The mix Gohan has put together for us is admittedly a ‘bad idea from a PR point of view’, offering a selection of some of the aforementioned influences rather than a straightforward introduction to the label. He says he has grown ‘a bit tired of doing techno-ish mixes recently’, and so apart from a few more predictable track selections such as tracks from Volte-Face and Peur Blue signee Altkat, the rest is a glorious collection of ‘different colours’, tracks he says he will ‘never get bored of’. To give just a flavor: the late English saxophonist Lol Coxhill occupies the same hour as North American underground pop musician D’eon, and pianist Keith Jarrett is found alongside black nationalist wordsmiths The Last Poets. There’s also some Vangelis too, operating under his 70s pseudonym Odyssey.

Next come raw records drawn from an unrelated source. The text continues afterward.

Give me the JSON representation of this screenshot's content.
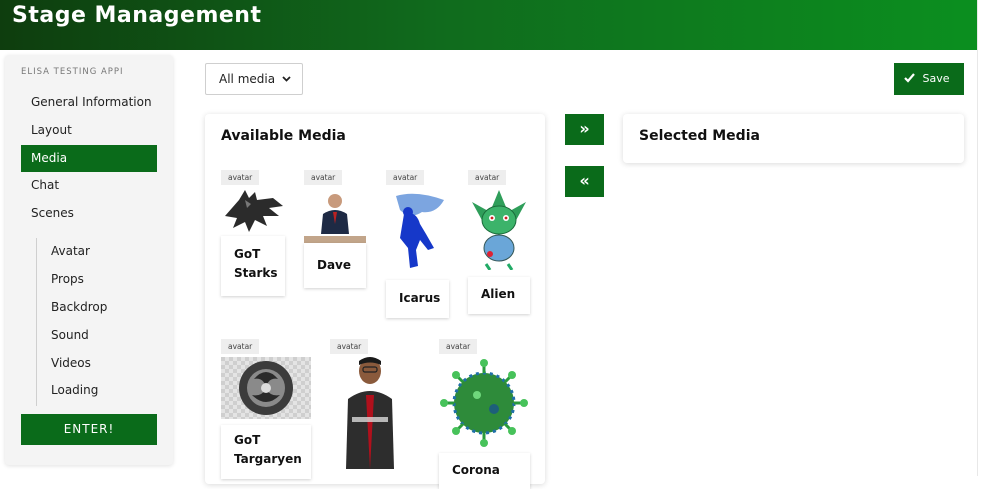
{
  "header": {
    "title": "Stage Management"
  },
  "sidebar": {
    "app_title": "ELISA TESTING APPI",
    "items": [
      {
        "label": "General Information"
      },
      {
        "label": "Layout"
      },
      {
        "label": "Media",
        "active": true
      },
      {
        "label": "Chat"
      },
      {
        "label": "Scenes"
      }
    ],
    "subitems": [
      {
        "label": "Avatar"
      },
      {
        "label": "Props"
      },
      {
        "label": "Backdrop"
      },
      {
        "label": "Sound"
      },
      {
        "label": "Videos"
      },
      {
        "label": "Loading"
      }
    ],
    "enter_label": "ENTER!"
  },
  "toolbar": {
    "filter_value": "All media",
    "caret_icon": "chevron-down-icon",
    "save_label": "Save",
    "save_icon": "check-icon"
  },
  "available": {
    "title": "Available Media",
    "items": [
      {
        "tag": "avatar",
        "name_line1": "GoT",
        "name_line2": "Starks",
        "image": "direwolf-sigil"
      },
      {
        "tag": "avatar",
        "name_line1": "Dave",
        "name_line2": "",
        "image": "man-at-podium"
      },
      {
        "tag": "avatar",
        "name_line1": "Icarus",
        "name_line2": "",
        "image": "blue-winged-figure"
      },
      {
        "tag": "avatar",
        "name_line1": "Alien",
        "name_line2": "",
        "image": "green-alien-drawing"
      },
      {
        "tag": "avatar",
        "name_line1": "GoT",
        "name_line2": "Targaryen",
        "image": "dragon-sigil"
      },
      {
        "tag": "avatar",
        "name_line1": "",
        "name_line2": "",
        "image": "man-in-jacket"
      },
      {
        "tag": "avatar",
        "name_line1": "Corona",
        "name_line2": "",
        "image": "green-virus"
      }
    ]
  },
  "selected": {
    "title": "Selected Media"
  },
  "transfer": {
    "add_icon": "double-chevron-right-icon",
    "remove_icon": "double-chevron-left-icon",
    "add_glyph": "»",
    "remove_glyph": "«"
  },
  "colors": {
    "brand_green": "#0a6b1a",
    "header_start": "#0e3d0e",
    "header_end": "#0b8f1f"
  }
}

Baboukhian is originally from Paris where as part of the Ego6 crew with his brother (who remains in Paris) and some friends he was influential in the development of grime in France. He cites the instrumental that Ego6 provided for Tempa T’s ‘Swing’, as a particularly proud moment. He professes to having always been an anglophile when it comes to the ‘modern music culture’ of the UK, being drawn in by everything ‘from Joy Division to So Solid Crew’. He moved to London six years ago, and so I wonder as a relative newcomer what he makes of the musical and cultural geography of the city, and particularly Peckham, where he is based. He says the area is ‘a perfect example of the British taste for trying new things’, and highlights the new record shops such as Rye Wax that have recently opened, as well as the bars, clubs, and radio stations that have sprung up, which all help foster a sense of community lacking elsewhere. There is, of course, ‘a lot to say about gentrification and how poor neighbourhoods change in London’. With developers circling overhead the area is becoming increasingly unaffordable, but for now at least there are ‘plenty of possibilities for doing new stuff’. However as Baboukhian wryly remarks, herein lies the appeal for unwanted investors: ‘I think the corporate word for this is ‘vibrant’.